## Work to be completed
Write the lines below out exactly, dropping each picture.

## Given records

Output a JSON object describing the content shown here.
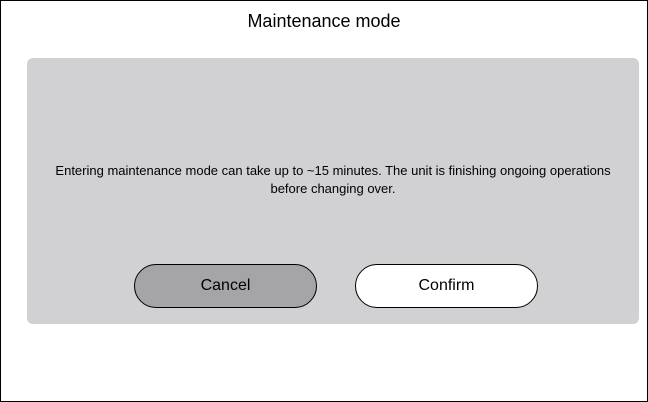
{
  "dialog": {
    "title": "Maintenance mode",
    "message": "Entering maintenance mode can take up to ~15 minutes. The unit is finishing ongoing operations before changing over.",
    "cancel_label": "Cancel",
    "confirm_label": "Confirm"
  },
  "colors": {
    "panel_background": "#d1d1d3",
    "cancel_button": "#a5a5a7",
    "confirm_button": "#ffffff",
    "border": "#000000"
  }
}
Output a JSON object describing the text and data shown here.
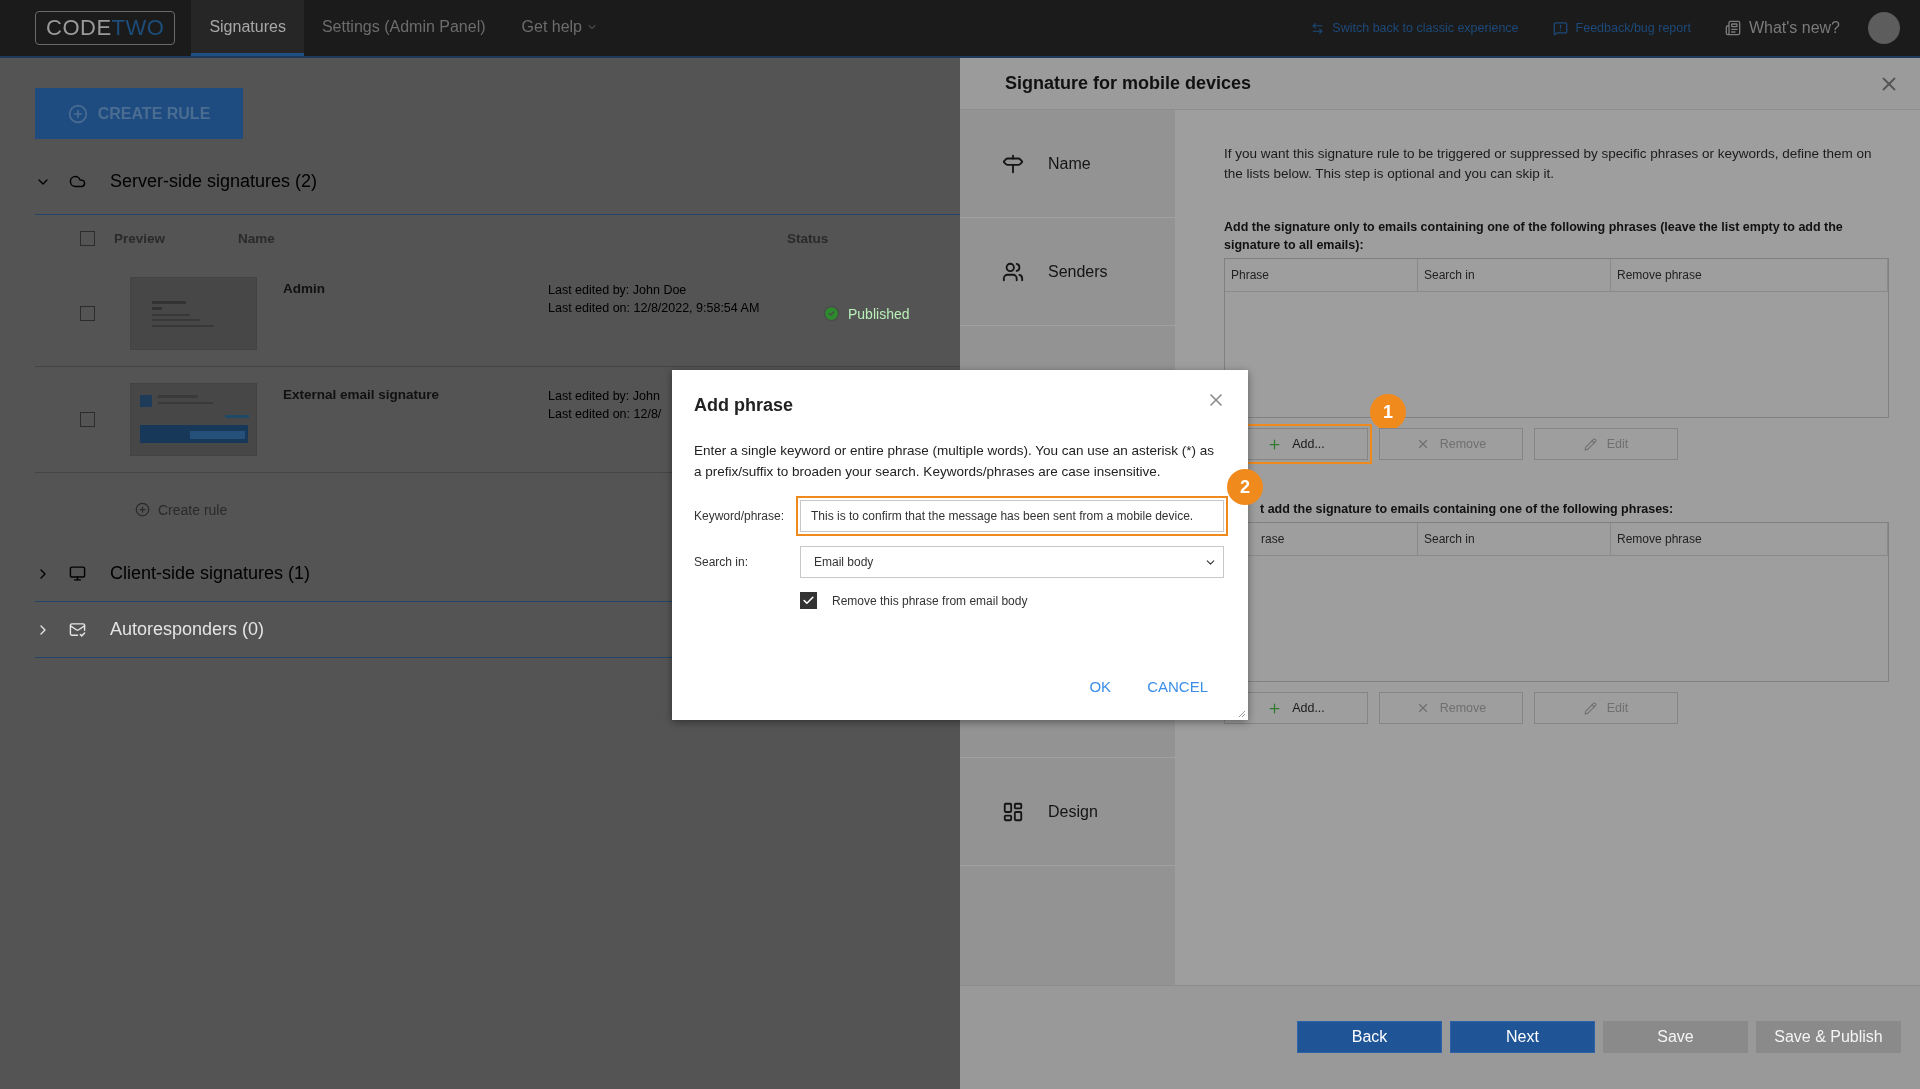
{
  "top_bar": {
    "logo": [
      "CODE",
      "TWO"
    ],
    "nav": [
      {
        "label": "Signatures",
        "selected": true,
        "has_menu": false
      },
      {
        "label": "Settings (Admin Panel)",
        "selected": false,
        "has_menu": false
      },
      {
        "label": "Get help",
        "selected": false,
        "has_menu": true
      }
    ],
    "links": [
      {
        "label": "Switch back to classic experience",
        "kind": "switch"
      },
      {
        "label": "Feedback/bug report",
        "kind": "feedback"
      },
      {
        "label": "What's new?",
        "kind": "news"
      }
    ]
  },
  "page": {
    "create_button": "CREATE RULE",
    "sections": [
      {
        "title": "Server-side signatures (2)",
        "expanded": true,
        "disabled": false,
        "all_checked": false,
        "columns": [
          "Preview",
          "Name",
          "Status"
        ],
        "rows": [
          {
            "checked": false,
            "name": "Admin",
            "edited_by_label": "Last edited by:",
            "edited_by": "John Doe",
            "edited_on_label": "Last edited on:",
            "edited_on": "12/8/2022, 9:58:54 AM",
            "status": "Published"
          },
          {
            "checked": false,
            "name": "External email signature",
            "edited_by_label": "Last edited by:",
            "edited_by": "John",
            "edited_on_label": "Last edited on:",
            "edited_on": "12/8/"
          }
        ],
        "add_link": "Create rule"
      },
      {
        "title": "Client-side signatures (1)",
        "expanded": false,
        "disabled": false
      },
      {
        "title": "Autoresponders (0)",
        "expanded": false,
        "disabled": true
      }
    ]
  },
  "panel": {
    "title": "Signature for mobile devices",
    "steps": [
      {
        "label": "Name"
      },
      {
        "label": "Senders"
      },
      {
        "label": "Design"
      }
    ],
    "intro": "If you want this signature rule to be triggered or suppressed by specific phrases or keywords, define them on the lists below. This step is optional and you can skip it.",
    "lists": [
      {
        "label": "Add the signature only to emails containing one of the following phrases (leave the list empty to add the signature to all emails):",
        "covered": false,
        "columns": [
          "Phrase",
          "Search in",
          "Remove phrase"
        ],
        "buttons": [
          {
            "label": "Add...",
            "kind": "add",
            "disabled": false,
            "callout": "1"
          },
          {
            "label": "Remove",
            "kind": "remove",
            "disabled": true
          },
          {
            "label": "Edit",
            "kind": "edit",
            "disabled": true
          }
        ]
      },
      {
        "label": "t add the signature to emails containing one of the following phrases:",
        "covered": true,
        "columns": [
          "rase",
          "Search in",
          "Remove phrase"
        ],
        "buttons": [
          {
            "label": "Add...",
            "kind": "add",
            "disabled": false
          },
          {
            "label": "Remove",
            "kind": "remove",
            "disabled": true
          },
          {
            "label": "Edit",
            "kind": "edit",
            "disabled": true
          }
        ]
      }
    ],
    "footer": [
      {
        "label": "Back",
        "disabled": false
      },
      {
        "label": "Next",
        "disabled": false
      },
      {
        "label": "Save",
        "disabled": true
      },
      {
        "label": "Save & Publish",
        "disabled": true
      }
    ]
  },
  "dialog": {
    "title": "Add phrase",
    "description": "Enter a single keyword or entire phrase (multiple words). You can use an asterisk (*) as a prefix/suffix to broaden your search. Keywords/phrases are case insensitive.",
    "keyword": {
      "label": "Keyword/phrase:",
      "value": "This is to confirm that the message has been sent from a mobile device.",
      "callout": "2"
    },
    "search_in": {
      "label": "Search in:",
      "value": "Email body"
    },
    "remove_option": {
      "label": "Remove this phrase from email body",
      "checked": true
    },
    "actions": [
      "OK",
      "CANCEL"
    ]
  }
}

## Solution to this exercise
Output a JSON object describing the content shown here.
{
  "dialog": {
    "title": "Maintenance mode",
    "message": "Entering maintenance mode can take up to ~15 minutes. The unit is finishing ongoing operations before changing over.",
    "cancel_label": "Cancel",
    "confirm_label": "Confirm"
  },
  "colors": {
    "panel_background": "#d1d1d3",
    "cancel_button": "#a5a5a7",
    "confirm_button": "#ffffff",
    "border": "#000000"
  }
}
Output a JSON object describing the text and data shown here.
{
  "top_bar": {
    "logo": [
      "CODE",
      "TWO"
    ],
    "nav": [
      {
        "label": "Signatures",
        "selected": true,
        "has_menu": false
      },
      {
        "label": "Settings (Admin Panel)",
        "selected": false,
        "has_menu": false
      },
      {
        "label": "Get help",
        "selected": false,
        "has_menu": true
      }
    ],
    "links": [
      {
        "label": "Switch back to classic experience",
        "kind": "switch"
      },
      {
        "label": "Feedback/bug report",
        "kind": "feedback"
      },
      {
        "label": "What's new?",
        "kind": "news"
      }
    ]
  },
  "page": {
    "create_button": "CREATE RULE",
    "sections": [
      {
        "title": "Server-side signatures (2)",
        "expanded": true,
        "disabled": false,
        "all_checked": false,
        "columns": [
          "Preview",
          "Name",
          "Status"
        ],
        "rows": [
          {
            "checked": false,
            "name": "Admin",
            "edited_by_label": "Last edited by:",
            "edited_by": "John Doe",
            "edited_on_label": "Last edited on:",
            "edited_on": "12/8/2022, 9:58:54 AM",
            "status": "Published"
          },
          {
            "checked": false,
            "name": "External email signature",
            "edited_by_label": "Last edited by:",
            "edited_by": "John",
            "edited_on_label": "Last edited on:",
            "edited_on": "12/8/"
          }
        ],
        "add_link": "Create rule"
      },
      {
        "title": "Client-side signatures (1)",
        "expanded": false,
        "disabled": false
      },
      {
        "title": "Autoresponders (0)",
        "expanded": false,
        "disabled": true
      }
    ]
  },
  "panel": {
    "title": "Signature for mobile devices",
    "steps": [
      {
        "label": "Name"
      },
      {
        "label": "Senders"
      },
      {
        "label": "Design"
      }
    ],
    "intro": "If you want this signature rule to be triggered or suppressed by specific phrases or keywords, define them on the lists below. This step is optional and you can skip it.",
    "lists": [
      {
        "label": "Add the signature only to emails containing one of the following phrases (leave the list empty to add the signature to all emails):",
        "covered": false,
        "columns": [
          "Phrase",
          "Search in",
          "Remove phrase"
        ],
        "buttons": [
          {
            "label": "Add...",
            "kind": "add",
            "disabled": false,
            "callout": "1"
          },
          {
            "label": "Remove",
            "kind": "remove",
            "disabled": true
          },
          {
            "label": "Edit",
            "kind": "edit",
            "disabled": true
          }
        ]
      },
      {
        "label": "t add the signature to emails containing one of the following phrases:",
        "covered": true,
        "columns": [
          "rase",
          "Search in",
          "Remove phrase"
        ],
        "buttons": [
          {
            "label": "Add...",
            "kind": "add",
            "disabled": false
          },
          {
            "label": "Remove",
            "kind": "remove",
            "disabled": true
          },
          {
            "label": "Edit",
            "kind": "edit",
            "disabled": true
          }
        ]
      }
    ],
    "footer": [
      {
        "label": "Back",
        "disabled": false
      },
      {
        "label": "Next",
        "disabled": false
      },
      {
        "label": "Save",
        "disabled": true
      },
      {
        "label": "Save & Publish",
        "disabled": true
      }
    ]
  },
  "dialog": {
    "title": "Add phrase",
    "description": "Enter a single keyword or entire phrase (multiple words). You can use an asterisk (*) as a prefix/suffix to broaden your search. Keywords/phrases are case insensitive.",
    "keyword": {
      "label": "Keyword/phrase:",
      "value": "This is to confirm that the message has been sent from a mobile device.",
      "callout": "2"
    },
    "search_in": {
      "label": "Search in:",
      "value": "Email body"
    },
    "remove_option": {
      "label": "Remove this phrase from email body",
      "checked": true
    },
    "actions": [
      "OK",
      "CANCEL"
    ]
  }
}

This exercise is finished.